What to do: Below are records to write out again, exactly as they read.

### Provided information ###

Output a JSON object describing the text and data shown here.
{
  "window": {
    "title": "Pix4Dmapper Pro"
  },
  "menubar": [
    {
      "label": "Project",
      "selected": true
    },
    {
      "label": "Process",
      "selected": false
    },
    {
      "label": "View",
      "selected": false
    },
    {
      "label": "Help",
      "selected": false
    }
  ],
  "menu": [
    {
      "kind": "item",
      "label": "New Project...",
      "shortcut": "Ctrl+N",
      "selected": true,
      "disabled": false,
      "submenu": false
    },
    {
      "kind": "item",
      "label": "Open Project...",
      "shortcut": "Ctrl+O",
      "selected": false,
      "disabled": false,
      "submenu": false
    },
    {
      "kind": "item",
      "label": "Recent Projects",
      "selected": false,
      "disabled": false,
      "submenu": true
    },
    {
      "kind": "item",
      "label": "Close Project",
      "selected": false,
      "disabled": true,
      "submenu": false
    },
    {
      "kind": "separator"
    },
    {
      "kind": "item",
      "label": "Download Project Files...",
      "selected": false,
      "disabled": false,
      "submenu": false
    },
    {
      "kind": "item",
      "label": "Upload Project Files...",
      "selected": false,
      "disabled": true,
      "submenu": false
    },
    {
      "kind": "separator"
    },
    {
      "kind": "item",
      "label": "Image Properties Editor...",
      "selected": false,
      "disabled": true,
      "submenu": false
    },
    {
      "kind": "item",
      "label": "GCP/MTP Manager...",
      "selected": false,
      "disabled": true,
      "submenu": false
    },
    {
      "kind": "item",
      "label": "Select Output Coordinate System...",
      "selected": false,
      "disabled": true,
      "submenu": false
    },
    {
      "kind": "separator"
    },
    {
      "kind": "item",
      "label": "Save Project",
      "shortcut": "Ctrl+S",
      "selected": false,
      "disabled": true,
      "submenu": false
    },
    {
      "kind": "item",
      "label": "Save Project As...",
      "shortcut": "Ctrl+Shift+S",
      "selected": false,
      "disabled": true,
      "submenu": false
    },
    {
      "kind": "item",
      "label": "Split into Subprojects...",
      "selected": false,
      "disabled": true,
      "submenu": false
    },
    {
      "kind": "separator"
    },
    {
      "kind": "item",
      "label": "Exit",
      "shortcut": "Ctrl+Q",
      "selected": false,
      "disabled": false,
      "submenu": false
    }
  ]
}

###

Response area:
Output a JSON object describing the text and data shown here.
{
  "window": {
    "title": "Pix4Dmapper Pro"
  },
  "menubar": [
    {
      "label": "Project",
      "selected": true
    },
    {
      "label": "Process",
      "selected": false
    },
    {
      "label": "View",
      "selected": false
    },
    {
      "label": "Help",
      "selected": false
    }
  ],
  "menu": [
    {
      "kind": "item",
      "label": "New Project...",
      "shortcut": "Ctrl+N",
      "selected": true,
      "disabled": false,
      "submenu": false
    },
    {
      "kind": "item",
      "label": "Open Project...",
      "shortcut": "Ctrl+O",
      "selected": false,
      "disabled": false,
      "submenu": false
    },
    {
      "kind": "item",
      "label": "Recent Projects",
      "selected": false,
      "disabled": false,
      "submenu": true
    },
    {
      "kind": "item",
      "label": "Close Project",
      "selected": false,
      "disabled": true,
      "submenu": false
    },
    {
      "kind": "separator"
    },
    {
      "kind": "item",
      "label": "Download Project Files...",
      "selected": false,
      "disabled": false,
      "submenu": false
    },
    {
      "kind": "item",
      "label": "Upload Project Files...",
      "selected": false,
      "disabled": true,
      "submenu": false
    },
    {
      "kind": "separator"
    },
    {
      "kind": "item",
      "label": "Image Properties Editor...",
      "selected": false,
      "disabled": true,
      "submenu": false
    },
    {
      "kind": "item",
      "label": "GCP/MTP Manager...",
      "selected": false,
      "disabled": true,
      "submenu": false
    },
    {
      "kind": "item",
      "label": "Select Output Coordinate System...",
      "selected": false,
      "disabled": true,
      "submenu": false
    },
    {
      "kind": "separator"
    },
    {
      "kind": "item",
      "label": "Save Project",
      "shortcut": "Ctrl+S",
      "selected": false,
      "disabled": true,
      "submenu": false
    },
    {
      "kind": "item",
      "label": "Save Project As...",
      "shortcut": "Ctrl+Shift+S",
      "selected": false,
      "disabled": true,
      "submenu": false
    },
    {
      "kind": "item",
      "label": "Split into Subprojects...",
      "selected": false,
      "disabled": true,
      "submenu": false
    },
    {
      "kind": "separator"
    },
    {
      "kind": "item",
      "label": "Exit",
      "shortcut": "Ctrl+Q",
      "selected": false,
      "disabled": false,
      "submenu": false
    }
  ]
}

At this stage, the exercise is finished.